◆ **Excerpts from an interface dataset**:
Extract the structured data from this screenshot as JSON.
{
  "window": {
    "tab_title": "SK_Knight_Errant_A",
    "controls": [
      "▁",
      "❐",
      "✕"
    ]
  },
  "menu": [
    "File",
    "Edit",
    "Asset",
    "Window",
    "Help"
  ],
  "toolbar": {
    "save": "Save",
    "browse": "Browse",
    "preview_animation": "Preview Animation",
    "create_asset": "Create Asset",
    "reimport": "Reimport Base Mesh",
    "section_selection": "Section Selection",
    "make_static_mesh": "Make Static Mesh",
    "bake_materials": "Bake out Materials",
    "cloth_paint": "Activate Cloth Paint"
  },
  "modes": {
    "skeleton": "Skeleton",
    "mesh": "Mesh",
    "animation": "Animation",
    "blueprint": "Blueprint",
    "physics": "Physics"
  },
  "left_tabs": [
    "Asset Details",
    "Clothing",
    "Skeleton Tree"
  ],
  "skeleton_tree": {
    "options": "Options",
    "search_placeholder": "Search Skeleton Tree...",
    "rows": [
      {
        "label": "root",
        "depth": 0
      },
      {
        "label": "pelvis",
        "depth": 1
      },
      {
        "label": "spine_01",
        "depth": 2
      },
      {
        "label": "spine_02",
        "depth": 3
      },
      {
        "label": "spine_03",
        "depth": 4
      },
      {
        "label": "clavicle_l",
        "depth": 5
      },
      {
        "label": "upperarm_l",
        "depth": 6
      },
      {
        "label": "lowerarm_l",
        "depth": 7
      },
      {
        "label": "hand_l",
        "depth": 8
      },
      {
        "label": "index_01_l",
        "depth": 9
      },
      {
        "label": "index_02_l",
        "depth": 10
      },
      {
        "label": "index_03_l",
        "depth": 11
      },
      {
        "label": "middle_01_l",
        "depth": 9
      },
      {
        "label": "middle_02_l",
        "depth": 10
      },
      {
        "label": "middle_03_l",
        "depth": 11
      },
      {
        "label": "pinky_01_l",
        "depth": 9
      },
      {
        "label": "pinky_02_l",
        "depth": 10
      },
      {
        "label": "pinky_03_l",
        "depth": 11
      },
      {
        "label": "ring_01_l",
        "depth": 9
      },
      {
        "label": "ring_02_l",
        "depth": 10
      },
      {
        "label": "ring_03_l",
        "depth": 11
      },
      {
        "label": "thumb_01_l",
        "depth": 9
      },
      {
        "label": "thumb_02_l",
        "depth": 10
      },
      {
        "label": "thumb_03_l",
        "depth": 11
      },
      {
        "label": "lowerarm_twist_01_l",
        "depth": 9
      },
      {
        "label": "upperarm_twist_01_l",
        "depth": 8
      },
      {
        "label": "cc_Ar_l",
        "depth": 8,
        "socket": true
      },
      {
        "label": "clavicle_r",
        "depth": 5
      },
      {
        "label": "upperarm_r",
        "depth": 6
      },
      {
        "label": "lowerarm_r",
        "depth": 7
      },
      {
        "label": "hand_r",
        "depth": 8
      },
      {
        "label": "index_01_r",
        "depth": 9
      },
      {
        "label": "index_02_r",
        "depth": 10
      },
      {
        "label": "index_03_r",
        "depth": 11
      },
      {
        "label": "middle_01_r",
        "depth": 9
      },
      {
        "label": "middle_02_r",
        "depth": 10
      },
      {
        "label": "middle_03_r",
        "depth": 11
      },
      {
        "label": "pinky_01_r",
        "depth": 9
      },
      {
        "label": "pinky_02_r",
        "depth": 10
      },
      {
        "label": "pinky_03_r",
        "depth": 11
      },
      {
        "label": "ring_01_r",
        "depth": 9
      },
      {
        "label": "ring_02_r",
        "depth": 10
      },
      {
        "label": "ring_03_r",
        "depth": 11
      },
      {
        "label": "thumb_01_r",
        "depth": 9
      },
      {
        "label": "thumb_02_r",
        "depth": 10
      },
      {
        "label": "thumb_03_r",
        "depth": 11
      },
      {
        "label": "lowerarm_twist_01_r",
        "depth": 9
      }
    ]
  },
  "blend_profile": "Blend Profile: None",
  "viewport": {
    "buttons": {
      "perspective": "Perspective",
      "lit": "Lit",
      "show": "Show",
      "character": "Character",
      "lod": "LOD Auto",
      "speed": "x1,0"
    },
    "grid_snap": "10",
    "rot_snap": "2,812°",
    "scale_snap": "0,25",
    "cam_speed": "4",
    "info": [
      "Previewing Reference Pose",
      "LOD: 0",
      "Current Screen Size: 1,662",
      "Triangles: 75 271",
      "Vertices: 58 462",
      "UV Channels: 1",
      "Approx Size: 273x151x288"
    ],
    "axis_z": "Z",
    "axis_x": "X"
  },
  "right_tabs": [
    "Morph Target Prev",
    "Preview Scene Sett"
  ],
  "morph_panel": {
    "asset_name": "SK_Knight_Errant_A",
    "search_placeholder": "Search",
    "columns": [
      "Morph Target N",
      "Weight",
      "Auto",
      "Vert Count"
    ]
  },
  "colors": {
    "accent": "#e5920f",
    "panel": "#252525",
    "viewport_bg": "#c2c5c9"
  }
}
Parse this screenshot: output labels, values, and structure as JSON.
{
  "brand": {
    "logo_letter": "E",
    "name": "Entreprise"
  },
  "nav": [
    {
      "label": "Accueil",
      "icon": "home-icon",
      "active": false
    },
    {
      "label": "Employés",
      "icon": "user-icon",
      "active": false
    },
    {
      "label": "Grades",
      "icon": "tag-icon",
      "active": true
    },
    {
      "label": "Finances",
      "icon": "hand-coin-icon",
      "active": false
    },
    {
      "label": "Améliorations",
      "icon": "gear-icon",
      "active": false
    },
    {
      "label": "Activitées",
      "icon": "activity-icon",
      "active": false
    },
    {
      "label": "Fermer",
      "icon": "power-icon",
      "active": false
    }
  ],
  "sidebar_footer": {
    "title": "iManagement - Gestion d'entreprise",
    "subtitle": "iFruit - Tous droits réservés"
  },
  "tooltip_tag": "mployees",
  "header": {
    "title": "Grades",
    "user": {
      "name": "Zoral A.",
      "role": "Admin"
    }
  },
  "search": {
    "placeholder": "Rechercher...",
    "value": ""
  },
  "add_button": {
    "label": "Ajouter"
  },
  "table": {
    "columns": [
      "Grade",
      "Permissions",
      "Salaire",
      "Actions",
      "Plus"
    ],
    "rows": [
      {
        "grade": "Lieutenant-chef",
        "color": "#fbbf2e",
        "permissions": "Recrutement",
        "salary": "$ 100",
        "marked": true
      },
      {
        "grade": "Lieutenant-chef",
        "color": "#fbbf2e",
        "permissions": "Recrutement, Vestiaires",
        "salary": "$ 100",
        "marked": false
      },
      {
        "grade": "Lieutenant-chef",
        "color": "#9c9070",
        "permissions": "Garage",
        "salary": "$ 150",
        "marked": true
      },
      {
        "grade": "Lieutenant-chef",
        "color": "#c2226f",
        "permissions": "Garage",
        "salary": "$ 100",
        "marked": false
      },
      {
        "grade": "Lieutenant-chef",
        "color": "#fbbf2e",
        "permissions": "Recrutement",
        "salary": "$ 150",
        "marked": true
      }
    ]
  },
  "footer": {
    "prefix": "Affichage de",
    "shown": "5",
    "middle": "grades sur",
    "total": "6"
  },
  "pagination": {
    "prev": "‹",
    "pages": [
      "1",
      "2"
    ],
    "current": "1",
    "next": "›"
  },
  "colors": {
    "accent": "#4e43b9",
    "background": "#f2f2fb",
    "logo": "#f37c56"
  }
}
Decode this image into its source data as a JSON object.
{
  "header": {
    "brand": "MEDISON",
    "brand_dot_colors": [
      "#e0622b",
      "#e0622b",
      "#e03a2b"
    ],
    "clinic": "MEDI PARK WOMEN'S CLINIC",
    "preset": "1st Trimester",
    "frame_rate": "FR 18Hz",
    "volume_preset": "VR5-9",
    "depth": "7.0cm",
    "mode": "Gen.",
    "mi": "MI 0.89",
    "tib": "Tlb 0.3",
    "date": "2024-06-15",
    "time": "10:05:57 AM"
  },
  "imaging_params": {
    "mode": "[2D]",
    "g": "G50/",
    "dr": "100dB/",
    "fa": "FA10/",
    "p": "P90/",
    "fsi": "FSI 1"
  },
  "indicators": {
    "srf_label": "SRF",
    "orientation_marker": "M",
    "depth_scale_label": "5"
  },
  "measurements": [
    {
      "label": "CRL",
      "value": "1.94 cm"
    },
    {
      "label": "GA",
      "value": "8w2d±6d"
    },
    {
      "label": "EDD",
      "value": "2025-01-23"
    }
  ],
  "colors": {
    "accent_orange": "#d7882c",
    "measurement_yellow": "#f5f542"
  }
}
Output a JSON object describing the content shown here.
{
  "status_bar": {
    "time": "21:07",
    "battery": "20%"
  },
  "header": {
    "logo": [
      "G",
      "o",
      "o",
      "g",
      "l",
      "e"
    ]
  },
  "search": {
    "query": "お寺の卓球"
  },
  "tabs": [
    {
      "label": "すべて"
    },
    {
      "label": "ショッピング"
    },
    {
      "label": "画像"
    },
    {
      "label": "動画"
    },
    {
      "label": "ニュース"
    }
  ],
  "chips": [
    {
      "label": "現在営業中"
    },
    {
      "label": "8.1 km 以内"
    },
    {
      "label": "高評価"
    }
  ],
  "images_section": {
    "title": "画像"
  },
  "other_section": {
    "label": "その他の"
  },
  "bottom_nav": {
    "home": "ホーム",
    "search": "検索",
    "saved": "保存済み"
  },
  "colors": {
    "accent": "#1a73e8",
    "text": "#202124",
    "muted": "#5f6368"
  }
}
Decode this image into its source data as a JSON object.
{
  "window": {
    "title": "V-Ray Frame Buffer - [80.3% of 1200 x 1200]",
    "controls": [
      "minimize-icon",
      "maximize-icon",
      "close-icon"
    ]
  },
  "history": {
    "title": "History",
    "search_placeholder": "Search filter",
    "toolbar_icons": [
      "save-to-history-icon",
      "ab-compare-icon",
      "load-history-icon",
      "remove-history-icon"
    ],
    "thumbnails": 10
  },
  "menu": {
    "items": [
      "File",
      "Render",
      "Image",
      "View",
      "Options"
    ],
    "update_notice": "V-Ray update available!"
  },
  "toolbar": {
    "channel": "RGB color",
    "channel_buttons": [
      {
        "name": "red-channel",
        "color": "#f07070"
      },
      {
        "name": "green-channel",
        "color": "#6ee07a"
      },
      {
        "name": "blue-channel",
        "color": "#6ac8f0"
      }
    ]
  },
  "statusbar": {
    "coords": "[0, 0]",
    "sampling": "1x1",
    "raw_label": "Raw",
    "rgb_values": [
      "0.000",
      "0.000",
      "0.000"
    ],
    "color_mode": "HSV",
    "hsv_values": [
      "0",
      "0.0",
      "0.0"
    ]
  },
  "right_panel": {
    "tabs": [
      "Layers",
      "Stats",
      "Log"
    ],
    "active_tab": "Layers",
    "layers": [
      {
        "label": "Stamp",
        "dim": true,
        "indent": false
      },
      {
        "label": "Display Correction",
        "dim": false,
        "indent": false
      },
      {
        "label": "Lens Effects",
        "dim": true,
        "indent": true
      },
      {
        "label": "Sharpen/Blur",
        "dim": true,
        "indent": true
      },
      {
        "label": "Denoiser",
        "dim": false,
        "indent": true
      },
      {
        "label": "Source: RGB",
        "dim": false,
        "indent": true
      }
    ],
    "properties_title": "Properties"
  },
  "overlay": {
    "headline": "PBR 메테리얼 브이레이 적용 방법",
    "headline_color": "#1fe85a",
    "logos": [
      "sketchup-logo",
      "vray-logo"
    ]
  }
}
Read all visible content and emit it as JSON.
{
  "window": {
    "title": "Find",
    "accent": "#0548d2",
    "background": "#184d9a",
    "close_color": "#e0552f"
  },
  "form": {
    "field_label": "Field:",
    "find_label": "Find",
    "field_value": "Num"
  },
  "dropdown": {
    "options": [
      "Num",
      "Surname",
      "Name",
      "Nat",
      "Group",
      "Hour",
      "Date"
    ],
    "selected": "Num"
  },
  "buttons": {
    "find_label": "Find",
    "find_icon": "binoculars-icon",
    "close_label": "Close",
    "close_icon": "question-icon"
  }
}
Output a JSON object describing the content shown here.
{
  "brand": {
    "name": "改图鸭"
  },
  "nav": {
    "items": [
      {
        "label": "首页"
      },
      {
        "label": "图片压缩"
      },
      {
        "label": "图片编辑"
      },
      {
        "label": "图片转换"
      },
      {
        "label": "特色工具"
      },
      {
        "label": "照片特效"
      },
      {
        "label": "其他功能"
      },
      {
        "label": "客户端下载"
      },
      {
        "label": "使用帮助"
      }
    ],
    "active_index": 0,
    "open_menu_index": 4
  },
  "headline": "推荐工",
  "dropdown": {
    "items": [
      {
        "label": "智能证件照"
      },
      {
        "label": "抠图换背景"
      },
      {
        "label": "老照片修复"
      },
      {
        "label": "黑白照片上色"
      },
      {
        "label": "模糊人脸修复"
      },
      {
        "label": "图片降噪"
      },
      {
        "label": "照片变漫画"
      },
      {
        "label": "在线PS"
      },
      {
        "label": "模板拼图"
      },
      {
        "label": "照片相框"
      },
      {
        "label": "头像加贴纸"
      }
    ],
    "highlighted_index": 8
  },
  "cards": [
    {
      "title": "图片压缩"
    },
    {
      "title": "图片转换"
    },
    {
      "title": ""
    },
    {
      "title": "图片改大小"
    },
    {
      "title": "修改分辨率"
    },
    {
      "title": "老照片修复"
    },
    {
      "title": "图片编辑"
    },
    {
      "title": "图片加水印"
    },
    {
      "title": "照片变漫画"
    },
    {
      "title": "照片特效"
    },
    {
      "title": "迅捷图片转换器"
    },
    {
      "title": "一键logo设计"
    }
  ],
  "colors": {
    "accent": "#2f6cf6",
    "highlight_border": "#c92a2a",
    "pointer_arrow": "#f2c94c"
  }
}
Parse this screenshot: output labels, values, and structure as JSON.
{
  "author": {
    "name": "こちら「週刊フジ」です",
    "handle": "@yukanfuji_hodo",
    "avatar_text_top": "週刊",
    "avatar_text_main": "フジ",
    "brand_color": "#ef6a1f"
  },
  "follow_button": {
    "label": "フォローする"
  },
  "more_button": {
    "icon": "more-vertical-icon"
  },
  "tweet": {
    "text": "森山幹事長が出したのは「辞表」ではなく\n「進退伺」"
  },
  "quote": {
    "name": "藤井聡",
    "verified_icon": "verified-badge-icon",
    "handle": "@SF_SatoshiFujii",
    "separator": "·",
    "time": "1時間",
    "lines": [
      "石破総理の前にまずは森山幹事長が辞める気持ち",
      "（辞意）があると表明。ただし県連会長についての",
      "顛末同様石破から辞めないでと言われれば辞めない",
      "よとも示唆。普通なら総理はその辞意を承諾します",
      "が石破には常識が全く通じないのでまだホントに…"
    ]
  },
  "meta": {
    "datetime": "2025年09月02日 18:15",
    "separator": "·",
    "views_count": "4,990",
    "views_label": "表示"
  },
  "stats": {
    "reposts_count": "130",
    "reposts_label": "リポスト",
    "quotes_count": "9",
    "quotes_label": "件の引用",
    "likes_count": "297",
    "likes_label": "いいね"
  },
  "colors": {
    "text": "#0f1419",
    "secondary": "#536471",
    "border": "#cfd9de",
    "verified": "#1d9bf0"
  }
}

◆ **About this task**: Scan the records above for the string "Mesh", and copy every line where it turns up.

◆ **Result for this exercise**:
    "reimport": "Reimport Base Mesh",
    "make_static_mesh": "Make Static Mesh",
    "mesh": "Mesh",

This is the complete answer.